Problem description ->
All that is needed is the listing, given back exactly.

------------------------

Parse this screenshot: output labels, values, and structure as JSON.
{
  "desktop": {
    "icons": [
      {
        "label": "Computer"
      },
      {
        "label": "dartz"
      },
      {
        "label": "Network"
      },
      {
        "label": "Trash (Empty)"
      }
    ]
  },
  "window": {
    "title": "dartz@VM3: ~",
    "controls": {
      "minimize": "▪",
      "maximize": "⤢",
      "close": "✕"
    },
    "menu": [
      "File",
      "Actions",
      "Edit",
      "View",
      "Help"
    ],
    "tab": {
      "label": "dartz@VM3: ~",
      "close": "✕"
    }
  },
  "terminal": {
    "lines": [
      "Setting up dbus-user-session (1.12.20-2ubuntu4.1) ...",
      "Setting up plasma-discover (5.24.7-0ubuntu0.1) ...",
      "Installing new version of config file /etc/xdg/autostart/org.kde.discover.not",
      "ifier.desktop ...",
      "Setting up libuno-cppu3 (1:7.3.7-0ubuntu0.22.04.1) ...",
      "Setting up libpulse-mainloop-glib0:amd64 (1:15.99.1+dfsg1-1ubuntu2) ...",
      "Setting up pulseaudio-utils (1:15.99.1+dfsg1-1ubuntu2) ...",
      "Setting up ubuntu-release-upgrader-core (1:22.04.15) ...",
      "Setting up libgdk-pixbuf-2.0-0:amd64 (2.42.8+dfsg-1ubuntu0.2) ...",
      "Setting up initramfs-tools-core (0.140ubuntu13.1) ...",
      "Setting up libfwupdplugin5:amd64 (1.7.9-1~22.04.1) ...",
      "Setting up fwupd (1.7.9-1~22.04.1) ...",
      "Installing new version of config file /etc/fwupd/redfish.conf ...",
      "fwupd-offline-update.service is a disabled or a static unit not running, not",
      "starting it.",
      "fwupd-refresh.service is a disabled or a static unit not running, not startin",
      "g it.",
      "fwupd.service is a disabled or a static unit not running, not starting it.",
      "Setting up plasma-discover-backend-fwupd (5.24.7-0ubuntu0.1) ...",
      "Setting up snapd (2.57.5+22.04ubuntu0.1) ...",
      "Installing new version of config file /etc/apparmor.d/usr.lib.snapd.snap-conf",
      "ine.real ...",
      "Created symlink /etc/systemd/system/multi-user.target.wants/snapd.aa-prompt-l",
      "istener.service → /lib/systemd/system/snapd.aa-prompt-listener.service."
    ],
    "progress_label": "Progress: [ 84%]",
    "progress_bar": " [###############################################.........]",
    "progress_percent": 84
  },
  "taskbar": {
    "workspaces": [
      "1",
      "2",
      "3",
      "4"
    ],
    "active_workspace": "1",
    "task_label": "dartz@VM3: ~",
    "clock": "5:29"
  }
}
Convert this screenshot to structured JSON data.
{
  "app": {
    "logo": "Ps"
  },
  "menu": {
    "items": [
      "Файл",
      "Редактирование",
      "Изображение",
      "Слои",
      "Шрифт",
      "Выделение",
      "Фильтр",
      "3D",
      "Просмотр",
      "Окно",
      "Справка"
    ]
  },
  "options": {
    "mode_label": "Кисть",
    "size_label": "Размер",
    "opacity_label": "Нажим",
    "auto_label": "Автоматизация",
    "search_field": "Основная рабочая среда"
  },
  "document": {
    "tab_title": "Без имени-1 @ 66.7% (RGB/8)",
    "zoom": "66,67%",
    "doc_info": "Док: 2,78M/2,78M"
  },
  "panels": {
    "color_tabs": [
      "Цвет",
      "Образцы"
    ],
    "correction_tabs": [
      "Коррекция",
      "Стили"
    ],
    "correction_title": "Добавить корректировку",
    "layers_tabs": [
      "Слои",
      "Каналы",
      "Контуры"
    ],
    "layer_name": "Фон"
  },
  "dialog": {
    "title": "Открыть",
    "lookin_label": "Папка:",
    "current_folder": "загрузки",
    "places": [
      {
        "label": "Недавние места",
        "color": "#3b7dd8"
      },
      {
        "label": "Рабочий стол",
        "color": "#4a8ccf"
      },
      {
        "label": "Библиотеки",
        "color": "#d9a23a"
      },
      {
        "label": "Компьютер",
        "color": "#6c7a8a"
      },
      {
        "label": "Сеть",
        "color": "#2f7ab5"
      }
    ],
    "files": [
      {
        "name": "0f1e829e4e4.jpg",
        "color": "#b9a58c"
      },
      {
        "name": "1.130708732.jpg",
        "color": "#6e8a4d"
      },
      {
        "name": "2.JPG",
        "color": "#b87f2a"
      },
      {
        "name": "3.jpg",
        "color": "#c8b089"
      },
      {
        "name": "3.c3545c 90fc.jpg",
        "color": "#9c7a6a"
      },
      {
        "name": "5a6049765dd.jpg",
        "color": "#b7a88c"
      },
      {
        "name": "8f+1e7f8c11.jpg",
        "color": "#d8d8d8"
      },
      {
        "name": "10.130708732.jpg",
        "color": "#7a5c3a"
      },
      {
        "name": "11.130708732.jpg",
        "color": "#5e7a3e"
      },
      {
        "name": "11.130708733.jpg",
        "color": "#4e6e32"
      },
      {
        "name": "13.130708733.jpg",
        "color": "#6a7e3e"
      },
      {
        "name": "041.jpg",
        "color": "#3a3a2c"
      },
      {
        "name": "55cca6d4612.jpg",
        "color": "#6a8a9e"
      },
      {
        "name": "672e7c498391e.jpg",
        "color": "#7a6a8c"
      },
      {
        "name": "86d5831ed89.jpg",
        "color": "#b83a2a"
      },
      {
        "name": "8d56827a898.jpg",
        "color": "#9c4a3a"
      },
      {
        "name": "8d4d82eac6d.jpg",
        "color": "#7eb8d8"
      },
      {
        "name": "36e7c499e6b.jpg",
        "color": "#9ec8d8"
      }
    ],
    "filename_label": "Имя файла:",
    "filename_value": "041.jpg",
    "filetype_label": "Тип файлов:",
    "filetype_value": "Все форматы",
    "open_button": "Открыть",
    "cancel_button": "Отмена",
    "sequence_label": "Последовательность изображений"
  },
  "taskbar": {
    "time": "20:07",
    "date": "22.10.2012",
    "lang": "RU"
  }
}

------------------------

The completed task ->
Parse this screenshot: output labels, values, and structure as JSON.
{
  "desktop": {
    "icons": [
      {
        "label": "Computer"
      },
      {
        "label": "dartz"
      },
      {
        "label": "Network"
      },
      {
        "label": "Trash (Empty)"
      }
    ]
  },
  "window": {
    "title": "dartz@VM3: ~",
    "controls": {
      "minimize": "▪",
      "maximize": "⤢",
      "close": "✕"
    },
    "menu": [
      "File",
      "Actions",
      "Edit",
      "View",
      "Help"
    ],
    "tab": {
      "label": "dartz@VM3: ~",
      "close": "✕"
    }
  },
  "terminal": {
    "lines": [
      "Setting up dbus-user-session (1.12.20-2ubuntu4.1) ...",
      "Setting up plasma-discover (5.24.7-0ubuntu0.1) ...",
      "Installing new version of config file /etc/xdg/autostart/org.kde.discover.not",
      "ifier.desktop ...",
      "Setting up libuno-cppu3 (1:7.3.7-0ubuntu0.22.04.1) ...",
      "Setting up libpulse-mainloop-glib0:amd64 (1:15.99.1+dfsg1-1ubuntu2) ...",
      "Setting up pulseaudio-utils (1:15.99.1+dfsg1-1ubuntu2) ...",
      "Setting up ubuntu-release-upgrader-core (1:22.04.15) ...",
      "Setting up libgdk-pixbuf-2.0-0:amd64 (2.42.8+dfsg-1ubuntu0.2) ...",
      "Setting up initramfs-tools-core (0.140ubuntu13.1) ...",
      "Setting up libfwupdplugin5:amd64 (1.7.9-1~22.04.1) ...",
      "Setting up fwupd (1.7.9-1~22.04.1) ...",
      "Installing new version of config file /etc/fwupd/redfish.conf ...",
      "fwupd-offline-update.service is a disabled or a static unit not running, not",
      "starting it.",
      "fwupd-refresh.service is a disabled or a static unit not running, not startin",
      "g it.",
      "fwupd.service is a disabled or a static unit not running, not starting it.",
      "Setting up plasma-discover-backend-fwupd (5.24.7-0ubuntu0.1) ...",
      "Setting up snapd (2.57.5+22.04ubuntu0.1) ...",
      "Installing new version of config file /etc/apparmor.d/usr.lib.snapd.snap-conf",
      "ine.real ...",
      "Created symlink /etc/systemd/system/multi-user.target.wants/snapd.aa-prompt-l",
      "istener.service → /lib/systemd/system/snapd.aa-prompt-listener.service."
    ],
    "progress_label": "Progress: [ 84%]",
    "progress_bar": " [###############################################.........]",
    "progress_percent": 84
  },
  "taskbar": {
    "workspaces": [
      "1",
      "2",
      "3",
      "4"
    ],
    "active_workspace": "1",
    "task_label": "dartz@VM3: ~",
    "clock": "5:29"
  }
}
Convert this screenshot to structured JSON data.
{
  "app": {
    "logo": "Ps"
  },
  "menu": {
    "items": [
      "Файл",
      "Редактирование",
      "Изображение",
      "Слои",
      "Шрифт",
      "Выделение",
      "Фильтр",
      "3D",
      "Просмотр",
      "Окно",
      "Справка"
    ]
  },
  "options": {
    "mode_label": "Кисть",
    "size_label": "Размер",
    "opacity_label": "Нажим",
    "auto_label": "Автоматизация",
    "search_field": "Основная рабочая среда"
  },
  "document": {
    "tab_title": "Без имени-1 @ 66.7% (RGB/8)",
    "zoom": "66,67%",
    "doc_info": "Док: 2,78M/2,78M"
  },
  "panels": {
    "color_tabs": [
      "Цвет",
      "Образцы"
    ],
    "correction_tabs": [
      "Коррекция",
      "Стили"
    ],
    "correction_title": "Добавить корректировку",
    "layers_tabs": [
      "Слои",
      "Каналы",
      "Контуры"
    ],
    "layer_name": "Фон"
  },
  "dialog": {
    "title": "Открыть",
    "lookin_label": "Папка:",
    "current_folder": "загрузки",
    "places": [
      {
        "label": "Недавние места",
        "color": "#3b7dd8"
      },
      {
        "label": "Рабочий стол",
        "color": "#4a8ccf"
      },
      {
        "label": "Библиотеки",
        "color": "#d9a23a"
      },
      {
        "label": "Компьютер",
        "color": "#6c7a8a"
      },
      {
        "label": "Сеть",
        "color": "#2f7ab5"
      }
    ],
    "files": [
      {
        "name": "0f1e829e4e4.jpg",
        "color": "#b9a58c"
      },
      {
        "name": "1.130708732.jpg",
        "color": "#6e8a4d"
      },
      {
        "name": "2.JPG",
        "color": "#b87f2a"
      },
      {
        "name": "3.jpg",
        "color": "#c8b089"
      },
      {
        "name": "3.c3545c 90fc.jpg",
        "color": "#9c7a6a"
      },
      {
        "name": "5a6049765dd.jpg",
        "color": "#b7a88c"
      },
      {
        "name": "8f+1e7f8c11.jpg",
        "color": "#d8d8d8"
      },
      {
        "name": "10.130708732.jpg",
        "color": "#7a5c3a"
      },
      {
        "name": "11.130708732.jpg",
        "color": "#5e7a3e"
      },
      {
        "name": "11.130708733.jpg",
        "color": "#4e6e32"
      },
      {
        "name": "13.130708733.jpg",
        "color": "#6a7e3e"
      },
      {
        "name": "041.jpg",
        "color": "#3a3a2c"
      },
      {
        "name": "55cca6d4612.jpg",
        "color": "#6a8a9e"
      },
      {
        "name": "672e7c498391e.jpg",
        "color": "#7a6a8c"
      },
      {
        "name": "86d5831ed89.jpg",
        "color": "#b83a2a"
      },
      {
        "name": "8d56827a898.jpg",
        "color": "#9c4a3a"
      },
      {
        "name": "8d4d82eac6d.jpg",
        "color": "#7eb8d8"
      },
      {
        "name": "36e7c499e6b.jpg",
        "color": "#9ec8d8"
      }
    ],
    "filename_label": "Имя файла:",
    "filename_value": "041.jpg",
    "filetype_label": "Тип файлов:",
    "filetype_value": "Все форматы",
    "open_button": "Открыть",
    "cancel_button": "Отмена",
    "sequence_label": "Последовательность изображений"
  },
  "taskbar": {
    "time": "20:07",
    "date": "22.10.2012",
    "lang": "RU"
  }
}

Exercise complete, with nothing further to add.